Don't f*** this one up, Mr. November.
Fresh off their Toothy Wavy collaboration with Phoenix rapper/bare-knuckle boxer Isaiah Toothtaker and the incarcerated Max B (Free Wavy Crockett), indie rap mashup artists The Hood Internet are getting ready to drop their debut album, FEAT, on Decon records. The first single, "Won't F*** Us Over," is a song that started out as a cover of The National's "Mr. November," but they ended up using only the hook, getting Au Revoire Simone's Annie Hart (who sounds great over these Young Jeezy horns) to record the vocals. Hood Internet looked to fellow Chicagoans, the politicized, kind-of-revolutionary dance rappers BBU, for some words on their expectations for a supposed second term for Obama (Mr. November) next year.
If you don't pay close attention, "Won't F*** Us Over" is more fun than serious. This could be some breakup anthem for you, and November could be just a metaphor like that Wyclef song.

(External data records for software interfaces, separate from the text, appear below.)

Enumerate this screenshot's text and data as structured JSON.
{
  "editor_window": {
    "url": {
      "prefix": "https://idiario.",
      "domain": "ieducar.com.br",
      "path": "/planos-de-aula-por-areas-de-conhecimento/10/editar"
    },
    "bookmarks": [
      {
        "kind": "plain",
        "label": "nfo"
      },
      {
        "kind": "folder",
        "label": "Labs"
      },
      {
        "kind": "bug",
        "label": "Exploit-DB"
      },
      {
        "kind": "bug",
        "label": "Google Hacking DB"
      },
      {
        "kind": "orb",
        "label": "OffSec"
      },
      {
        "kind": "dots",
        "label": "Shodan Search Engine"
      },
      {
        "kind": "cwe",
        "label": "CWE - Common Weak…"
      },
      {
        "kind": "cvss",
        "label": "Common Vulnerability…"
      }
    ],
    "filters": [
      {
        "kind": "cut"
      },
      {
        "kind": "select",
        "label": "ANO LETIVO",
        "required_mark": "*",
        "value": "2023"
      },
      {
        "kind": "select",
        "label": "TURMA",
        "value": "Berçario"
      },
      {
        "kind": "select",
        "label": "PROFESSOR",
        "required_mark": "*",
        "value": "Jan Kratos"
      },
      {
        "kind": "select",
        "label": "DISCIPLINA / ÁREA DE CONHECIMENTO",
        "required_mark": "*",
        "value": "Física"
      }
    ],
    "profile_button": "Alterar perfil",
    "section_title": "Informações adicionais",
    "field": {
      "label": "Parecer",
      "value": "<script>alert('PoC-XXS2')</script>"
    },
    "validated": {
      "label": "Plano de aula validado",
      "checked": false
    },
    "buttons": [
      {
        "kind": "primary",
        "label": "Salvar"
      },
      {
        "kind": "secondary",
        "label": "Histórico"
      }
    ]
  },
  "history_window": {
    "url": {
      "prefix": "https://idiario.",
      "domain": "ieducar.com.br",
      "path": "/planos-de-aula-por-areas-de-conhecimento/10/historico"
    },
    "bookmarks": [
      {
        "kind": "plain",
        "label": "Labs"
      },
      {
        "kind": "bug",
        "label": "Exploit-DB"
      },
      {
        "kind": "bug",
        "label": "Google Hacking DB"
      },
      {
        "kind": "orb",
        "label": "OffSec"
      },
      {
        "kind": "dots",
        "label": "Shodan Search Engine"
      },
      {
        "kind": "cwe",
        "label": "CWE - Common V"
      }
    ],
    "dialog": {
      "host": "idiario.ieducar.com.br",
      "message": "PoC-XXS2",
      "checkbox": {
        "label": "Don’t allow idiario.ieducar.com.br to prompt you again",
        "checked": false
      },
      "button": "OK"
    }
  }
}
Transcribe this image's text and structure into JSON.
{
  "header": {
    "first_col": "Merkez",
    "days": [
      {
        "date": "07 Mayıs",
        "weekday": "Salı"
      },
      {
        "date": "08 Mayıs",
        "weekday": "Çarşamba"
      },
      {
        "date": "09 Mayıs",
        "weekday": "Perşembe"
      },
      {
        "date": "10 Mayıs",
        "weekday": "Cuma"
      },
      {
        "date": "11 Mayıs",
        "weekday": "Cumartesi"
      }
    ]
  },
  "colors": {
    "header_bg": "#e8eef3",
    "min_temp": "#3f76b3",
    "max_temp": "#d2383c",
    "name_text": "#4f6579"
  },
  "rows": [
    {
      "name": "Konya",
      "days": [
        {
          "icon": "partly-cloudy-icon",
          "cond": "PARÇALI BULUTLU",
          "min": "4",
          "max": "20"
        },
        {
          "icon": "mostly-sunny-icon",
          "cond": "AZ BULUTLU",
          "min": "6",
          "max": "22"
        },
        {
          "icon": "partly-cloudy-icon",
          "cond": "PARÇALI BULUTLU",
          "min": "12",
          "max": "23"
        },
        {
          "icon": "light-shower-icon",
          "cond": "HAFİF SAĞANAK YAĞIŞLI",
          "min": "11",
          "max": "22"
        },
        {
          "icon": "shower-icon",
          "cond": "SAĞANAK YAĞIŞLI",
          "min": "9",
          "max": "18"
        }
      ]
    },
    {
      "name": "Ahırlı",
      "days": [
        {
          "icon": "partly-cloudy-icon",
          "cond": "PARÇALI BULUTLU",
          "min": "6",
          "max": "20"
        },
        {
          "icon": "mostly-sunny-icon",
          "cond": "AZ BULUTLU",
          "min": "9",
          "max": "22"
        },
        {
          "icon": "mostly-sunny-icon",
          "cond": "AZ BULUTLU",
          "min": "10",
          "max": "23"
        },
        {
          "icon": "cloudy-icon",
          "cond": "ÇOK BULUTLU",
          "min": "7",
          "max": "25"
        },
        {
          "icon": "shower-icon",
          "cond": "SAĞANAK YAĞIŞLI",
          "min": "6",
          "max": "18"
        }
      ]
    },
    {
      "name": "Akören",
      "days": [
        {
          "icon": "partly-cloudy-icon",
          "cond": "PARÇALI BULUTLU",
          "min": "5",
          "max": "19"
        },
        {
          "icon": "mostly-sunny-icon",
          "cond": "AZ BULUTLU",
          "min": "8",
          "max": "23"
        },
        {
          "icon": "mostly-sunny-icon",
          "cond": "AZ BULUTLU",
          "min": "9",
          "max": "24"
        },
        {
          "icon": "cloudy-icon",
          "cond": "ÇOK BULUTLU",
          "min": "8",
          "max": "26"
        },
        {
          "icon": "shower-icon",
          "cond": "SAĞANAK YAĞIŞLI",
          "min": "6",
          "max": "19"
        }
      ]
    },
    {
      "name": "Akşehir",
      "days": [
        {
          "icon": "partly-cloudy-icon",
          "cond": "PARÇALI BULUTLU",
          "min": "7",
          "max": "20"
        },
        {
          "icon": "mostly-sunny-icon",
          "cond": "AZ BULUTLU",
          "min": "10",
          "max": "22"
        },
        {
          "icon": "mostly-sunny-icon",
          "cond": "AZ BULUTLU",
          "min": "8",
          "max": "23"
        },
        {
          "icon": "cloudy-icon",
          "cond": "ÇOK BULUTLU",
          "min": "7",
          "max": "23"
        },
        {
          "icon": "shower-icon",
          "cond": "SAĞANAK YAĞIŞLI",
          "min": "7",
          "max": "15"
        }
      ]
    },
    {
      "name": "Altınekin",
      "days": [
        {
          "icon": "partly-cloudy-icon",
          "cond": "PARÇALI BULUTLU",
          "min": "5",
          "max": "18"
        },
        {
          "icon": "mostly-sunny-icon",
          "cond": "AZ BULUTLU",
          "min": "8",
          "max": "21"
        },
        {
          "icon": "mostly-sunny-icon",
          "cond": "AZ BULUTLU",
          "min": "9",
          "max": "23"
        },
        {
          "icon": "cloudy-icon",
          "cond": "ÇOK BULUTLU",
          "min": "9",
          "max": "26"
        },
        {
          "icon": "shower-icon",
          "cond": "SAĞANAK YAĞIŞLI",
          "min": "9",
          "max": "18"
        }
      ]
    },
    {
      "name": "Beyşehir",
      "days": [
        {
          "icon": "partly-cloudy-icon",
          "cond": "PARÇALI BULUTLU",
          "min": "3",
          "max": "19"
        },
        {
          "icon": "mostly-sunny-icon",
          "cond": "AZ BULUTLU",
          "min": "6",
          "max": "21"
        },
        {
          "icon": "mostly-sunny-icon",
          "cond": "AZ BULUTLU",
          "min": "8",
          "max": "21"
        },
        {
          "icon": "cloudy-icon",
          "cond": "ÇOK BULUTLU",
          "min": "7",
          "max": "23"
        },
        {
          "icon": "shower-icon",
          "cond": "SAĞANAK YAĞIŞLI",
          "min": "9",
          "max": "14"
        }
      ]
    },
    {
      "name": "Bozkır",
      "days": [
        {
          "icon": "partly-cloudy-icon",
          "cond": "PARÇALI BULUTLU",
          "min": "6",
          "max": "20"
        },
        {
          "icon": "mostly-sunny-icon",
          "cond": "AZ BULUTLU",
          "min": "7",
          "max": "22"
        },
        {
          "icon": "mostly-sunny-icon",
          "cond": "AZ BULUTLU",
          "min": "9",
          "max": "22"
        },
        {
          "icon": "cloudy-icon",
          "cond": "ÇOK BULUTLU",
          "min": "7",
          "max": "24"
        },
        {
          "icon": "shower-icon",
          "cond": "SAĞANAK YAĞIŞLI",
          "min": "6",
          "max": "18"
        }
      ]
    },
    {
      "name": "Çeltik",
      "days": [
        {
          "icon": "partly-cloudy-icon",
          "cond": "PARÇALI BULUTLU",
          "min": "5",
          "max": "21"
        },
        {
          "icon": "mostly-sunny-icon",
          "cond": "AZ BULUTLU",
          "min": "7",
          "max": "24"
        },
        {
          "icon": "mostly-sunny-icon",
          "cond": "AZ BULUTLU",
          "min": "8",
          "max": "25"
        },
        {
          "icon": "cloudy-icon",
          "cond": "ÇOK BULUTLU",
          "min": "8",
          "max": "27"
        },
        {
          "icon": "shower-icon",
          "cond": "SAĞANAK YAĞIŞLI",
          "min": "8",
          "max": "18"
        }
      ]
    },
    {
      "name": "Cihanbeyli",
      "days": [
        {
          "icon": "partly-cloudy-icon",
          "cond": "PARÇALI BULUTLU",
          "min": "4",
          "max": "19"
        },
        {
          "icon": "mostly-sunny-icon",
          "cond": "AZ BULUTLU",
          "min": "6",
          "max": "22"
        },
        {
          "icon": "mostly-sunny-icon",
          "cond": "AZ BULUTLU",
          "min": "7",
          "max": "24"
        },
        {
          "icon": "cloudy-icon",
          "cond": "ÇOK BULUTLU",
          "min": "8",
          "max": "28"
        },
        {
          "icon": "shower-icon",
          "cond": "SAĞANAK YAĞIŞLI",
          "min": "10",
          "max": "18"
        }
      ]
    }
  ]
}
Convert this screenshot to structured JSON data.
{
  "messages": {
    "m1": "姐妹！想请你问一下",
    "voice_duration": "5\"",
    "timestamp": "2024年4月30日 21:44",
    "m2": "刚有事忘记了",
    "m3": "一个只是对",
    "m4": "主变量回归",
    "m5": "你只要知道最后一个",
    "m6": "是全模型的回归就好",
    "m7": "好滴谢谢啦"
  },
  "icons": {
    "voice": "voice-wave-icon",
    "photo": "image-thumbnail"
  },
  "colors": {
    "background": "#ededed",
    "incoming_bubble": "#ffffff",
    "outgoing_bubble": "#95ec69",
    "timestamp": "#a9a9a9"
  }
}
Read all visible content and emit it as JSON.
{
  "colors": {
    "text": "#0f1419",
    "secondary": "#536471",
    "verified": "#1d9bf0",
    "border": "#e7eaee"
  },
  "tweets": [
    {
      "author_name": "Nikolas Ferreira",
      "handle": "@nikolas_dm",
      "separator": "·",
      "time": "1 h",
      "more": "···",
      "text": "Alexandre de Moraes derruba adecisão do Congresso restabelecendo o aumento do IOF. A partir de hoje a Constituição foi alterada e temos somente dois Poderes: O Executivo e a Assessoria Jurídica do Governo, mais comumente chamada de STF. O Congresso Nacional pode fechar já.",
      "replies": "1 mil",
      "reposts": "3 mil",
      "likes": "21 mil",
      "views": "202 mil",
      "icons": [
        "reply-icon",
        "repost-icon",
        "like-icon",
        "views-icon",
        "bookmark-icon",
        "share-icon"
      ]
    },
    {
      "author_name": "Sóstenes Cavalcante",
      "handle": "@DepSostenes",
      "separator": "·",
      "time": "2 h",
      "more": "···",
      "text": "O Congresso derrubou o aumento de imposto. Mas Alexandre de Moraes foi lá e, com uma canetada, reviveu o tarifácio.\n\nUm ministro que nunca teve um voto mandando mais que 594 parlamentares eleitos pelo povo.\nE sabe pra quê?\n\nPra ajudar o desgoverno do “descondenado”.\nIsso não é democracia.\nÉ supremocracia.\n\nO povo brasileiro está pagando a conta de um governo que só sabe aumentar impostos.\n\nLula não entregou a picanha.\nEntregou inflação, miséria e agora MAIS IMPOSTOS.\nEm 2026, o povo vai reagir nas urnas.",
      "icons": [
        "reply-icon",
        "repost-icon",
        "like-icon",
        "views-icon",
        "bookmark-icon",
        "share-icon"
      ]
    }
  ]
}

BBU's raps have substance, but they're having fun too -- Travis Porter with a bachelor's degree.
The Hood Internet are about to hit the West Coast for a tour with Chicago Rhymesayer Psalm One and Brooklyn/Cincinnati's Tanya Morgan, which actually sounds like a pretty good show.
+ Listen to and download The Hood Internet's "Won't F*** Us Over," featuring BBU & Annie Hart.
Ca$h Out's shows off his cars (obvs) in his latest clip, 'Turn Up.'
Southern party rapper/ wordsmith Ca$h Out took a break from giving away gift cards (yes, he lives up to his name) to drop a video for "Turn Up," one of the standouts from his recent "In My Time" mixtape. Thanks to the likes of Future, 2 Chainz and Juicy J (get your "Turn Up"-branded freeze cups here; they come in packs of six or 12), we can add another ode to this summer's rallying cry of a million Instagram accounts. If you have a few hours, browse the more than 95,000 photos with the #turnup hashtag. Not a lot of surprises there, but it's pretty amusing; more photos of seafood than I would've expected, though.
Watch Ca$h Out's "Turn Up" video featuring Young Swift after the jump.
Lil Wayne, with the help of Big Sean, brings the weird to the suburbs in 'My Homies Still.'
Not content with letting Odd Future be the only rap crew terrorizing the suburbs, Lil Wayne packs up any loose YMCMB-er's just hanging around the pool, and hits the cul-de-sac for a cartoonish bath salts trip in the video for "My Homies Still." Just like the ludicrously NSFW first verse, this video goes from zero to full-on Pee Wee Herman mania pretty damn fast. Lil Wayne party-rocking up and down the block (in what could only be described as a criminal amount of zebra-patterned attire) is already a lot to deal with. Now throw in a real live, Banksy-style pink elephant, white mannequins strewn over people's lawn like a psycho high-school prank, a dog switching heads with its owner (why not?), and a dinner party where the animals eat people. This video is really starting to harsh my mellow.
Watch Lil Wayne's "My Homies Still" video featuring Big Sean after the jump.
Endless supply of Azealia Banks cover art provided by NYC designer CPLU.
Azealia Banks domination continues here at MTV (it's like Shark Week, but with just The Little Mermaid, Splash, and, I don't know, Lady In The Water on repeat for seven days... also, I made that up, but I'd watch it if it were true) with the almost-release of her long-awaited, magically underwater-themed mixtape, Fantasea, which, according to her Twitter, will involve "sounds I thought were progressive, beats made by close friends, different flowsss." And all of that is true on "Neptune," which finds Azealia reprising her "212" flow, mixing in some Caribbean R&B, and going reggae on the hook for good measure, all over a relaxed, bubbly riddim. Grime princess Shystie lends her East London skills on the track as well -- definitely expect to see more of her Stateside now that Azealia is blowin' up.
Fantasea drops all over your innanets in, basically, like, 90 minutes from when I'm writing this.
+ Listen to Azealia Banks, "Neptune" featuring Shystie on SoundCloud (NSFW lyrics):